  5. Empty Tableau Spaces: When a tableau space becomes empty, you can only fill it with a card from the reserve pile.

How to Win in Canfield Solitaire

Winning Canfield Solitaire can be challenging, but with the right strategy, you can improve your chances of success. Here are some tips to help you win:

  1. Prioritize playing cards from the reserve pile to free up more options.
  2. Try to create empty tableau spaces to access reserve cards.
  3. Be cautious about moving cards to the foundation piles too quickly, as you may need them for tableau moves.
  4. Plan your moves carefully, considering multiple steps ahead when possible.

Variations of Canfield Solitaire

  • Chameleon: This version has a reserve of only 12 cards and three tableau columns. The tableau builds downward, regardless of suit, and the stock is dealt one card at a time with no redeals allowed. Any or all cards can be moved from one tableau pile‘s end to another.
  • Rainbow: In this variation, the tableau builds down without considering the suit. Cards are turned one at a time, and no redeals are allowed (though some sources permit dealing one card at a time from the stock with two redeals).
  • Selective Canfield: After dealing the reserve, five cards are dealt, allowing the player to choose one to place in the foundations. The remaining four cards become the tableau.
  • Storehouse (Reserve or Thirteen Up): In this variant, the twos are removed and placed on the foundations. The reserve and tableau cards are then dealt. The stock is dealt one card at a time and can be used only twice. Building in this game is by suit, and Storehouse is considered easier than Canfield Solitaire.
  • Superior Canfield: The entire reserve is visible in this variation, and any card can fill gaps, not just those from the reserve.
  • Eagle Wing (Thirteen Down): This version is similar to Storehouse.
  • Variegated Demon: A double pack game with aces as base cards and a tableau of five cards. Sequences or single cards can be moved, and two redeals are allowed.
  • Other closely related solitaire games include Duchess and the two-deck game American Toad.
  • Beehive: A much simpler solitaire game, uses a Storehouse layout, but requires players to match cards of the same value and is geared towards children.
  • Racing Demon: Known as Nerts or Pounce in the US, is a real-time Canfield Solitaire variation that allows for competitive play between multiple players.
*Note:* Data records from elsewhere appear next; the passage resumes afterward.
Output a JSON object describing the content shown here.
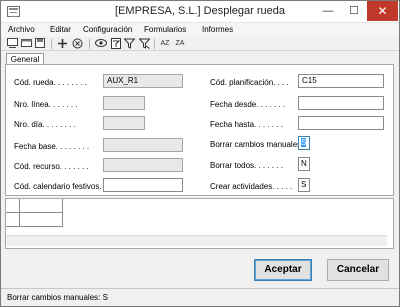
{
  "window": {
    "title": "[EMPRESA, S.L.] Desplegar rueda",
    "controls": {
      "minimize": "—",
      "maximize": "☐",
      "close": "✕"
    }
  },
  "menu": {
    "items": [
      "Archivo",
      "Editar",
      "Configuración",
      "Formularios",
      "Informes"
    ]
  },
  "toolbar": {
    "sort_az": "AZ",
    "sort_za": "ZA"
  },
  "tabs": [
    "General"
  ],
  "form": {
    "cod_rueda": {
      "label": "Cód. rueda. . . . . . . .",
      "value": "AUX_R1"
    },
    "nro_linea": {
      "label": "Nro. línea. . . . . . .",
      "value": ""
    },
    "nro_dia": {
      "label": "Nro. día. . . . . . . .",
      "value": ""
    },
    "fecha_base": {
      "label": "Fecha base. . . . . . . .",
      "value": ""
    },
    "cod_recurso": {
      "label": "Cód. recurso. . . . . . .",
      "value": ""
    },
    "cod_calendario": {
      "label": "Cód. calendario festivos.",
      "value": ""
    },
    "cod_planificacion": {
      "label": "Cód. planificación. . . .",
      "value": "C15"
    },
    "fecha_desde": {
      "label": "Fecha desde. . . . . . .",
      "value": ""
    },
    "fecha_hasta": {
      "label": "Fecha hasta. . . . . . .",
      "value": ""
    },
    "borrar_cambios": {
      "label": "Borrar cambios manuales.",
      "value": "S"
    },
    "borrar_todos": {
      "label": "Borrar todos. . . . . . .",
      "value": "N"
    },
    "crear_actividades": {
      "label": "Crear actividades. . . . .",
      "value": "S"
    }
  },
  "buttons": {
    "accept": "Aceptar",
    "cancel": "Cancelar"
  },
  "status": {
    "text": "Borrar cambios manuales: S"
  },
  "icons": [
    "new-document-icon",
    "open-window-icon",
    "save-icon",
    "add-icon",
    "delete-icon",
    "view-icon",
    "filter-doc-icon",
    "filter-icon",
    "filter-clear-icon",
    "sort-az-icon",
    "sort-za-icon"
  ]
}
It inspired the commercially produced Dutch Blitz and Ligretto games.


Q: Can I play Canfield Solitaire for free online?
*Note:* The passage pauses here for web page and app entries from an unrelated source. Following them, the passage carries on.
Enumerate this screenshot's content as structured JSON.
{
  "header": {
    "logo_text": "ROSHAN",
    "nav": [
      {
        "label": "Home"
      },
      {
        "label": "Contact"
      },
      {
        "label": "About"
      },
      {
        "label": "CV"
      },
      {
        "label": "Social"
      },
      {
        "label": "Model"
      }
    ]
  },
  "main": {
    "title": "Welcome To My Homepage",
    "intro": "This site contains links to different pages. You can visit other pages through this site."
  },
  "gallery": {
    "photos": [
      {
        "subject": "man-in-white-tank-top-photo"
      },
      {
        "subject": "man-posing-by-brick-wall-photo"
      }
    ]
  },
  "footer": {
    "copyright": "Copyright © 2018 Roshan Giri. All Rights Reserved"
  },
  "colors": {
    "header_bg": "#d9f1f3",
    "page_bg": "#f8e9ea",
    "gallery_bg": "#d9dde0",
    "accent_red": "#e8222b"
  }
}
A: Yes, there are numerous websites and apps that offer free Canfield Solitaire games. Simply search for "free online Canfield Solitaire games" or "play Canfield Solitaire free online" to find a platform that suits your preferences.

Q: Is Canfield Solitaire a game of luck or skill?
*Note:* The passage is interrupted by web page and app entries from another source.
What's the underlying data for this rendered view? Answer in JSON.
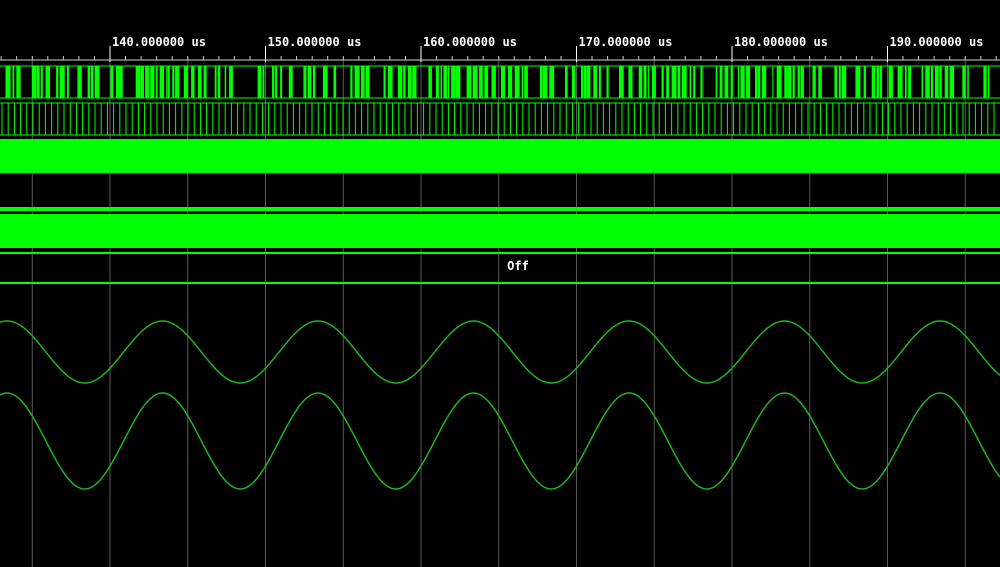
{
  "timeline": {
    "unit": "us",
    "ticks": [
      {
        "label": "140.000000 us"
      },
      {
        "label": "150.000000 us"
      },
      {
        "label": "160.000000 us"
      },
      {
        "label": "170.000000 us"
      },
      {
        "label": "180.000000 us"
      },
      {
        "label": "190.000000 us"
      }
    ]
  },
  "traces": [
    {
      "kind": "dense-digital"
    },
    {
      "kind": "clock"
    },
    {
      "kind": "solid-bus"
    },
    {
      "kind": "blank"
    },
    {
      "kind": "solid-bus"
    },
    {
      "kind": "bus",
      "value": "Off"
    },
    {
      "kind": "analog-sine"
    },
    {
      "kind": "analog-sine"
    }
  ],
  "colors": {
    "background": "#000000",
    "trace": "#00ff00",
    "analog": "#1fb41f",
    "grid": "#5a5a5a",
    "text": "#ffffff"
  }
}
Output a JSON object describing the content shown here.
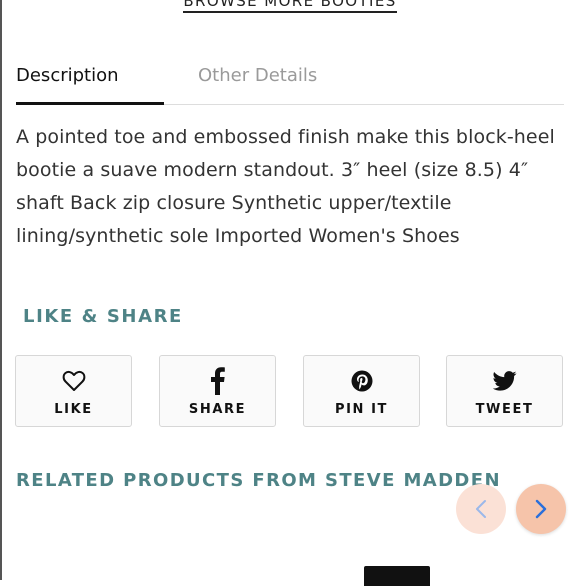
{
  "browse_link": "BROWSE MORE BOOTIES",
  "tabs": [
    {
      "label": "Description",
      "active": true
    },
    {
      "label": "Other Details",
      "active": false
    }
  ],
  "description": "A pointed toe and embossed finish make this block-heel bootie a suave modern standout. 3″ heel (size 8.5) 4″ shaft Back zip closure Synthetic upper/textile lining/synthetic sole Imported Women's Shoes",
  "share": {
    "heading": "LIKE & SHARE",
    "buttons": [
      {
        "label": "LIKE",
        "icon": "heart-icon"
      },
      {
        "label": "SHARE",
        "icon": "facebook-icon"
      },
      {
        "label": "PIN IT",
        "icon": "pinterest-icon"
      },
      {
        "label": "TWEET",
        "icon": "twitter-icon"
      }
    ]
  },
  "related": {
    "heading": "RELATED PRODUCTS FROM STEVE MADDEN",
    "prev_icon": "chevron-left-icon",
    "next_icon": "chevron-right-icon"
  },
  "colors": {
    "accent_teal": "#4e8386",
    "carousel_prev_bg": "#fbe1d6",
    "carousel_next_bg": "#f6c4aa",
    "chevron_blue": "#2a6fdb"
  }
}
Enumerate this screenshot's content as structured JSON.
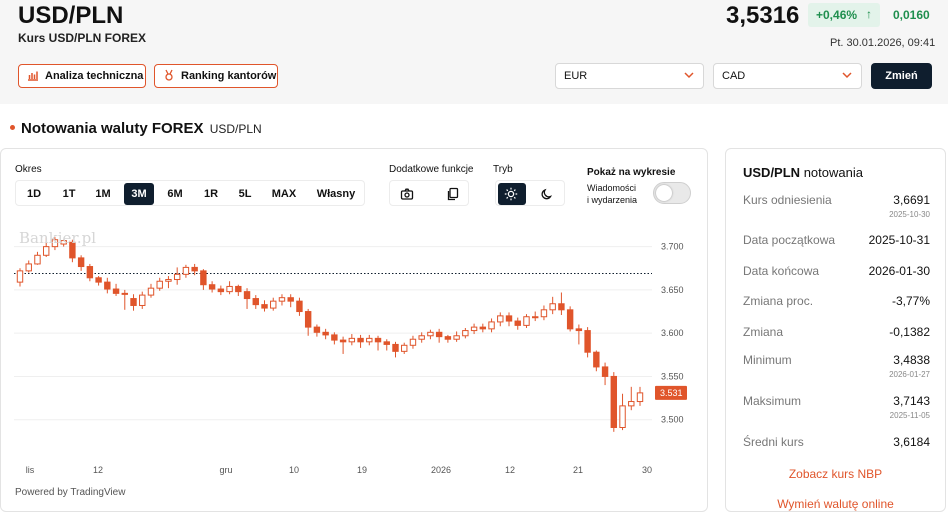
{
  "header": {
    "pair": "USD/PLN",
    "subtitle": "Kurs USD/PLN FOREX",
    "price": "3,5316",
    "change_pct": "+0,46%",
    "change_abs": "0,0160",
    "timestamp": "Pt. 30.01.2026, 09:41",
    "buttons": [
      "Analiza techniczna",
      "Ranking kantorów"
    ],
    "select_from": "EUR",
    "select_to": "CAD",
    "change_button": "Zmień"
  },
  "section": {
    "title": "Notowania waluty FOREX",
    "subtitle": "USD/PLN"
  },
  "controls": {
    "okres_label": "Okres",
    "periods": [
      "1D",
      "1T",
      "1M",
      "3M",
      "6M",
      "1R",
      "5L",
      "MAX",
      "Własny"
    ],
    "active_period": "3M",
    "extra_label": "Dodatkowe funkcje",
    "mode_label": "Tryb",
    "show_label": "Pokaż na wykresie",
    "news_label_1": "Wiadomości",
    "news_label_2": "i wydarzenia",
    "news_toggle": false
  },
  "chart_data": {
    "type": "candlestick",
    "watermark": "Bankier.pl",
    "powered_by": "Powered by TradingView",
    "x_tick_labels": [
      "lis",
      "12",
      "gru",
      "10",
      "19",
      "2026",
      "12",
      "21",
      "30"
    ],
    "y_ticks": [
      3.7,
      3.65,
      3.6,
      3.55,
      3.5
    ],
    "y_tick_labels": [
      "3.700",
      "3.650",
      "3.600",
      "3.550",
      "3.500"
    ],
    "ylim": [
      3.465,
      3.725
    ],
    "reference_line": 3.669,
    "last_price_label": "3.531",
    "last_price": 3.531,
    "colors": {
      "up": "#e0552b",
      "down": "#e0552b",
      "up_fill": "#ffffff",
      "down_fill": "#e0552b",
      "ref": "#0f1e2e"
    },
    "candles": [
      [
        3.659,
        3.672,
        3.654,
        3.675
      ],
      [
        3.672,
        3.68,
        3.67,
        3.684
      ],
      [
        3.68,
        3.69,
        3.679,
        3.694
      ],
      [
        3.69,
        3.7,
        3.688,
        3.711
      ],
      [
        3.7,
        3.708,
        3.696,
        3.711
      ],
      [
        3.703,
        3.707,
        3.7,
        3.708
      ],
      [
        3.705,
        3.687,
        3.682,
        3.708
      ],
      [
        3.687,
        3.677,
        3.672,
        3.69
      ],
      [
        3.677,
        3.664,
        3.66,
        3.68
      ],
      [
        3.664,
        3.659,
        3.655,
        3.666
      ],
      [
        3.659,
        3.651,
        3.646,
        3.664
      ],
      [
        3.651,
        3.646,
        3.643,
        3.657
      ],
      [
        3.646,
        3.646,
        3.627,
        3.65
      ],
      [
        3.64,
        3.632,
        3.626,
        3.645
      ],
      [
        3.632,
        3.644,
        3.628,
        3.648
      ],
      [
        3.644,
        3.652,
        3.641,
        3.657
      ],
      [
        3.652,
        3.66,
        3.649,
        3.664
      ],
      [
        3.66,
        3.662,
        3.652,
        3.666
      ],
      [
        3.662,
        3.668,
        3.656,
        3.676
      ],
      [
        3.668,
        3.676,
        3.664,
        3.679
      ],
      [
        3.676,
        3.672,
        3.667,
        3.68
      ],
      [
        3.672,
        3.656,
        3.65,
        3.674
      ],
      [
        3.656,
        3.651,
        3.647,
        3.66
      ],
      [
        3.651,
        3.648,
        3.644,
        3.655
      ],
      [
        3.648,
        3.654,
        3.645,
        3.66
      ],
      [
        3.654,
        3.648,
        3.643,
        3.656
      ],
      [
        3.648,
        3.64,
        3.628,
        3.652
      ],
      [
        3.64,
        3.633,
        3.628,
        3.644
      ],
      [
        3.633,
        3.629,
        3.625,
        3.638
      ],
      [
        3.629,
        3.637,
        3.626,
        3.641
      ],
      [
        3.637,
        3.641,
        3.632,
        3.645
      ],
      [
        3.641,
        3.637,
        3.63,
        3.645
      ],
      [
        3.637,
        3.625,
        3.62,
        3.641
      ],
      [
        3.625,
        3.607,
        3.597,
        3.628
      ],
      [
        3.607,
        3.601,
        3.596,
        3.61
      ],
      [
        3.601,
        3.598,
        3.593,
        3.605
      ],
      [
        3.598,
        3.592,
        3.587,
        3.601
      ],
      [
        3.592,
        3.59,
        3.576,
        3.596
      ],
      [
        3.59,
        3.594,
        3.586,
        3.599
      ],
      [
        3.594,
        3.59,
        3.583,
        3.598
      ],
      [
        3.59,
        3.594,
        3.586,
        3.598
      ],
      [
        3.594,
        3.59,
        3.58,
        3.597
      ],
      [
        3.59,
        3.587,
        3.58,
        3.593
      ],
      [
        3.587,
        3.579,
        3.572,
        3.59
      ],
      [
        3.579,
        3.586,
        3.576,
        3.589
      ],
      [
        3.586,
        3.593,
        3.582,
        3.597
      ],
      [
        3.593,
        3.597,
        3.589,
        3.601
      ],
      [
        3.597,
        3.601,
        3.593,
        3.604
      ],
      [
        3.601,
        3.596,
        3.589,
        3.605
      ],
      [
        3.596,
        3.593,
        3.589,
        3.598
      ],
      [
        3.593,
        3.597,
        3.59,
        3.602
      ],
      [
        3.597,
        3.603,
        3.594,
        3.606
      ],
      [
        3.603,
        3.607,
        3.599,
        3.611
      ],
      [
        3.607,
        3.605,
        3.601,
        3.611
      ],
      [
        3.605,
        3.613,
        3.601,
        3.617
      ],
      [
        3.613,
        3.62,
        3.608,
        3.624
      ],
      [
        3.62,
        3.614,
        3.608,
        3.624
      ],
      [
        3.614,
        3.609,
        3.604,
        3.618
      ],
      [
        3.609,
        3.619,
        3.606,
        3.622
      ],
      [
        3.619,
        3.619,
        3.614,
        3.625
      ],
      [
        3.619,
        3.627,
        3.615,
        3.632
      ],
      [
        3.627,
        3.634,
        3.622,
        3.642
      ],
      [
        3.634,
        3.627,
        3.621,
        3.647
      ],
      [
        3.627,
        3.605,
        3.602,
        3.631
      ],
      [
        3.605,
        3.603,
        3.587,
        3.61
      ],
      [
        3.603,
        3.578,
        3.572,
        3.607
      ],
      [
        3.578,
        3.561,
        3.556,
        3.58
      ],
      [
        3.561,
        3.55,
        3.54,
        3.566
      ],
      [
        3.55,
        3.491,
        3.486,
        3.555
      ],
      [
        3.491,
        3.516,
        3.488,
        3.53
      ],
      [
        3.516,
        3.521,
        3.511,
        3.538
      ],
      [
        3.521,
        3.531,
        3.516,
        3.538
      ]
    ]
  },
  "sidebar": {
    "title_bold": "USD/PLN",
    "title_rest": "notowania",
    "rows": [
      {
        "label": "Kurs odniesienia",
        "value": "3,6691",
        "sub": "2025-10-30"
      },
      {
        "label": "Data początkowa",
        "value": "2025-10-31",
        "sub": ""
      },
      {
        "label": "Data końcowa",
        "value": "2026-01-30",
        "sub": ""
      },
      {
        "label": "Zmiana proc.",
        "value": "-3,77%",
        "sub": ""
      },
      {
        "label": "Zmiana",
        "value": "-0,1382",
        "sub": ""
      },
      {
        "label": "Minimum",
        "value": "3,4838",
        "sub": "2026-01-27"
      },
      {
        "label": "Maksimum",
        "value": "3,7143",
        "sub": "2025-11-05"
      },
      {
        "label": "Średni kurs",
        "value": "3,6184",
        "sub": ""
      }
    ],
    "link_nbp": "Zobacz kurs NBP",
    "link_exchange": "Wymień walutę online"
  }
}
A: Canfield Solitaire is a combination of both luck and skill. While the initial layout of cards and subsequent draws from the stock pile are based on luck, strategic decision-making and careful planning are essential to increase your chances of winning.

Q: Can I play Canfield Solitaire with more than one deck of cards?

A: To play traditional Canfield Solitaire, you’ll need one deck of cards but there are other solitaire games, such as Double Canfield, which involve two decks. However, the rules and gameplay for these variations may differ from the classic Canfield Solitaire.

Q: What is the origin of Canfield Solitaire?

A: Canfield Solitaire is believed to have been named after Richard A. Canfield, a casino owner in Saratoga Springs, New York, in the late 19th century. The game was originally known as "Klondike" in Europe, but the name "Canfield" became more popular in the United States.


Canfield Solitaire is a fascinating and engaging card game that combines luck and strategy. By understanding the rules, applying winning strategies, and exploring different types of the game, you can enhance your skills and enjoyment of this classic solitaire variant. Whether you prefer to play Canfield Solitaire free online or with a physical deck of cards, the challenge and satisfaction of mastering this game remain unparalleled.